Lesbian Pop historian Rabdrake has posted a remarkable contribution to the rarefied world of lesbian erotic music and video: The G2G Love Song List.
All the songs are by female vocalists singing love songs to other women— "Not friendship love, but undisguised sensuality, an open expression of same-sex attraction."
Every tune links to a video featuring the likes of Patti Smith, Lisa Lopes, Janet Jackson, Ani DiFranco, Laura Nyro, Melissa Ethridge, The Butchies, Katy Perry, Joan Jett, Amy Winehouse, and Marlene Dietrich.
It's interesting to look at that group of names, isn't it? Some are outspoken dyke activists, some are "it-ain't-no-big-thing" bisexuals, while others are persistent closet cases who nevertheless make these videos which reveal their true affections.
My personal favorites are Amy's "Valerie," Marlene Dietrich's montage, and the concert clip above from Sarah Jane Morris.
I was always interested in "straight" pop songs that crossed over into the once-dynamic lesbian bar scene. It often had to do with a play on words, like "Me and Mrs. Jones."

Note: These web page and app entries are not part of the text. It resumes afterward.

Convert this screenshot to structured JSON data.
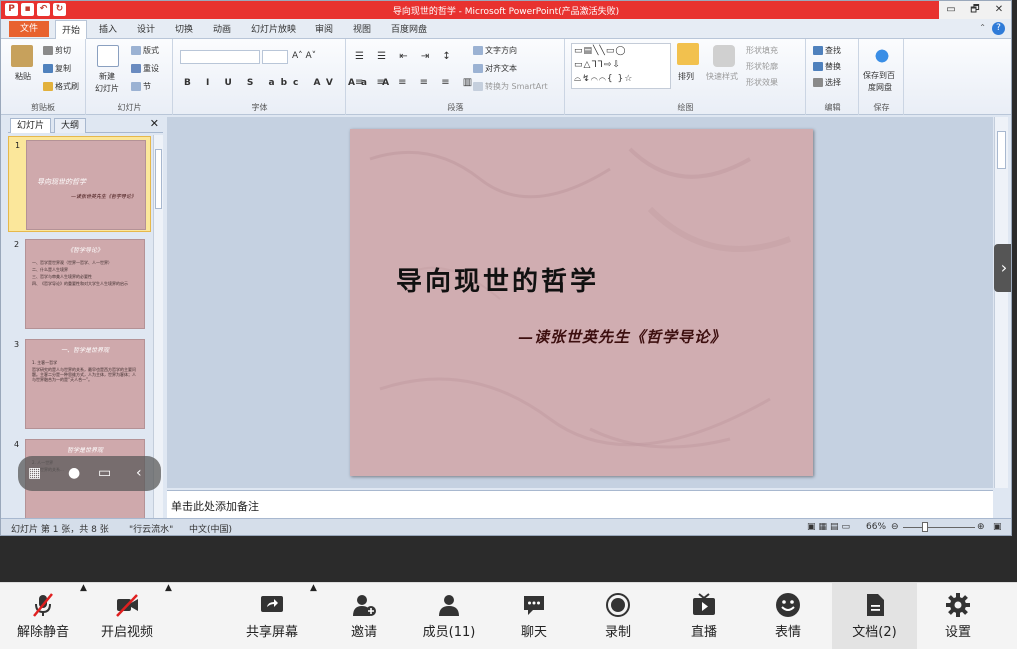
{
  "window": {
    "title": "导向现世的哲学 - Microsoft PowerPoint(产品激活失败)",
    "controls": [
      "▭",
      "🗗",
      "✕"
    ]
  },
  "tabs": {
    "file": "文件",
    "start": "开始",
    "insert": "插入",
    "design": "设计",
    "transition": "切换",
    "animation": "动画",
    "slideshow": "幻灯片放映",
    "review": "审阅",
    "view": "视图",
    "baidu": "百度网盘"
  },
  "ribbon": {
    "clipboard": {
      "paste": "粘贴",
      "cut": "剪切",
      "copy": "复制",
      "format": "格式刷",
      "label": "剪贴板"
    },
    "slides": {
      "new": "新建",
      "new2": "幻灯片",
      "layout": "版式",
      "reset": "重设",
      "section": "节",
      "label": "幻灯片"
    },
    "font": {
      "label": "字体"
    },
    "paragraph": {
      "direction": "文字方向",
      "align": "对齐文本",
      "smartart": "转换为 SmartArt",
      "label": "段落"
    },
    "drawing": {
      "arrange": "排列",
      "quickstyle": "快速样式",
      "fill": "形状填充",
      "outline": "形状轮廓",
      "effect": "形状效果",
      "label": "绘图"
    },
    "edit": {
      "find": "查找",
      "replace": "替换",
      "select": "选择",
      "label": "编辑"
    },
    "save": {
      "baidu": "保存到百",
      "baidu2": "度网盘",
      "label": "保存"
    }
  },
  "pane": {
    "tab_slides": "幻灯片",
    "tab_outline": "大纲",
    "close": "✕",
    "thumbs": [
      {
        "num": "1",
        "title": "导向现世的哲学",
        "sub": "—读张世英先生《哲学导论》"
      },
      {
        "num": "2",
        "title": "《哲学导论》",
        "lines": [
          "一、哲学是世界观（世界一哲学、人一世界）",
          "二、什么是人生境界",
          "三、哲学与审美人生境界的必要性",
          "四、《哲学导论》的重要性和对大学生人生境界的启示"
        ]
      },
      {
        "num": "3",
        "title": "一、哲学是世界观",
        "lines": [
          "1. 主客一哲学",
          "哲学研究的是人与世界的关系，最早也是西方哲学的主要问题。主客二分是一种思维方式，人为主体，世界为客体；人与世界融合为一的是“天人合一”。"
        ]
      },
      {
        "num": "4",
        "title": "哲学是世界观",
        "lines": [
          "2. 人一世界",
          "人与世界的关系..."
        ]
      }
    ]
  },
  "slide": {
    "title": "导向现世的哲学",
    "subtitle": "—读张世英先生《哲学导论》"
  },
  "notes": {
    "placeholder": "单击此处添加备注"
  },
  "status": {
    "slide_info": "幻灯片 第 1 张，共 8 张",
    "theme": "\"行云流水\"",
    "lang": "中文(中国)",
    "zoom": "66%"
  },
  "meeting_bar": {
    "mute": "解除静音",
    "video": "开启视频",
    "share": "共享屏幕",
    "invite": "邀请",
    "members": "成员(11)",
    "chat": "聊天",
    "record": "录制",
    "live": "直播",
    "emoji": "表情",
    "docs": "文档(2)",
    "settings": "设置"
  }
}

"I Never Loved a Man (The Way I Love You)," with Aretha Franklin wringing it out wet, has to be at the top of that list. I just had another little gasp listening to Allison Crowe's cover of the same.
Rabdrake is the researcher behind the story of "Emmie," Pop music's first lesbian love song, composed by Laura Nyro, who wrote it for her lover, Maria Desiderio.
The reason Nyro must've been so secretive about her lover wasn't because they were gay in a not-so-friendly time— but because they were 13 and 18 when they met and fell in love. That's when Nyro wrote "Emmie."
Later, she wrote "Desiree," another devotion to her partner. Both women died, still together, in middle age, of ovarian cancer, just a few years apart. It reminds me of the rose and the green briar in the lyrics of "Barb'ry Allen:"
Till they could grow no higher
And there they twined in a true love's knot
Red rose around green briar
I wish we knew more of their story.